At this time, the RJPN has become crucial in Nepali politics, though it has also lost its face even among the Madheshi people over the years. In fact, the NCP needs the support of the RJPN more than it is another way round. Without the RJPN’s active support, it might be difficult for the NCP to construct Nijgadh International Airport that is envisioned to connect this place in Province 2 with Kathmandu through the fast-track road that is under construction. For the construction of Nijgadh airport, what is most essential is to deplete large track of forest land at the cost of the environment.
This airport also has strategic importance. Since the forest and its resources are under the jurisdiction of the provincial government, the NCP might use and misuse the RJPN to serve its purpose. For this, the RJPN might be given ministerial berths in the federal government. Additionally, the NCP could also allure the RJPN to form government in Province 2 by dislodging the SPN-led government.
In his interview, Upendra Yadav has stated that it would be suicidal for the RJPN to join NCP government. Instead, he wanted RJPN’s merger with SPN. It is up to the RJPN leaders to decide if they should merge with the SPN or move ahead to grab the cherished goal of sharing power with the NCP both in the federal government as well as in Province 2.
Significantly though, one thing is clear that the RJPN will further lose its credibility among its supporters in the Tarai region almost in the same way as the SPN has lost its image after joining the federal government. Prospects are that by the coming of the next elections in 2022, the RJPN will stand nowhere. Already, the ministers and Provincial Assembly members of the RJPN together with those who are in municipalities and rural municipalities in Province 2 have lost their face for their indulgence in corruption. This does not mean that the image of other political parties, including the SPN, NCP or even Nepali Congress (NC), in Province 2 is better at the provincial and the municipal levels.
Temptation of Power
Temptations for power are very strong at least in the short run. In view of this reality, it might be difficult for the RJPN to desist from joining the NCP government at the federal level and also in Province 2. But any such power deal is most likely to benefit the NCP and not RJPN.
In the meantime, the possibility of a democratic alliance among RJPN, SPN, NC and other fringe parties is also growing. Considering the poor performance of the NCP government in the last two years, people are getting frustrated. Upendra Yadav has also given hints that his party would go to the public with the issue of amendment of the constitution by developing a working alliance with political parties that have a common interest.

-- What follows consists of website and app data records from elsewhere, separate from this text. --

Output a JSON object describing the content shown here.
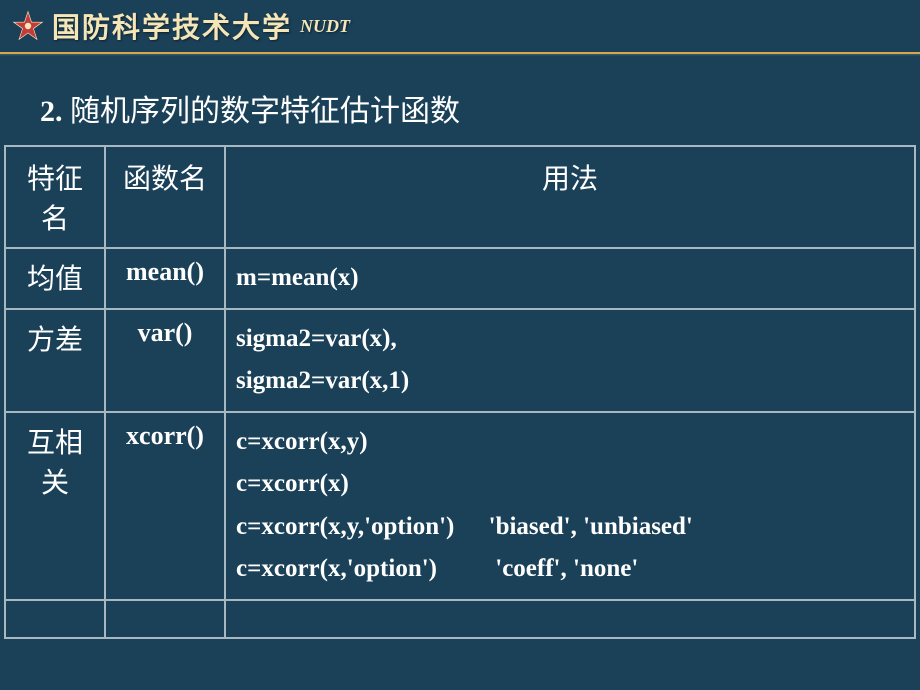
{
  "header": {
    "university_name": "国防科学技术大学",
    "university_abbr": "NUDT"
  },
  "title": {
    "number": "2.",
    "text": "随机序列的数字特征估计函数"
  },
  "table": {
    "headers": {
      "col1": "特征名",
      "col2": "函数名",
      "col3": "用法"
    },
    "rows": [
      {
        "feature": "均值",
        "func": "mean()",
        "usage": [
          "m=mean(x)"
        ]
      },
      {
        "feature": "方差",
        "func": "var()",
        "usage": [
          "sigma2=var(x),",
          "sigma2=var(x,1)"
        ]
      },
      {
        "feature": "互相关",
        "func": "xcorr()",
        "usage": [
          "c=xcorr(x,y)",
          "c=xcorr(x)",
          {
            "main": "c=xcorr(x,y,'option')",
            "note": "'biased', 'unbiased'"
          },
          {
            "main": "c=xcorr(x,'option')",
            "note": "'coeff', 'none'"
          }
        ]
      }
    ]
  }
}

It, thus, seems that the withdrawal of support by the SPN from the federal government is not likely to end in fiasco. It has, rather, created an environment of polarisation of politics between the communist and democratic forces. For the success of federalism in Nepal, what is more important is that the democratic forces, including RJPN and SPN, should come together either through a merger or by forming an alliance with the NC and other such forces to play the role of constructive opposition.
The author is Executive Director of Centre for Economic and Technical Studies in Kathmandu. This article was first published in My Republica and is available at
https:/ / myrepublica.nagariknetwork.com/ news/ what- yadav-s-exit-means/ The author can be contacted by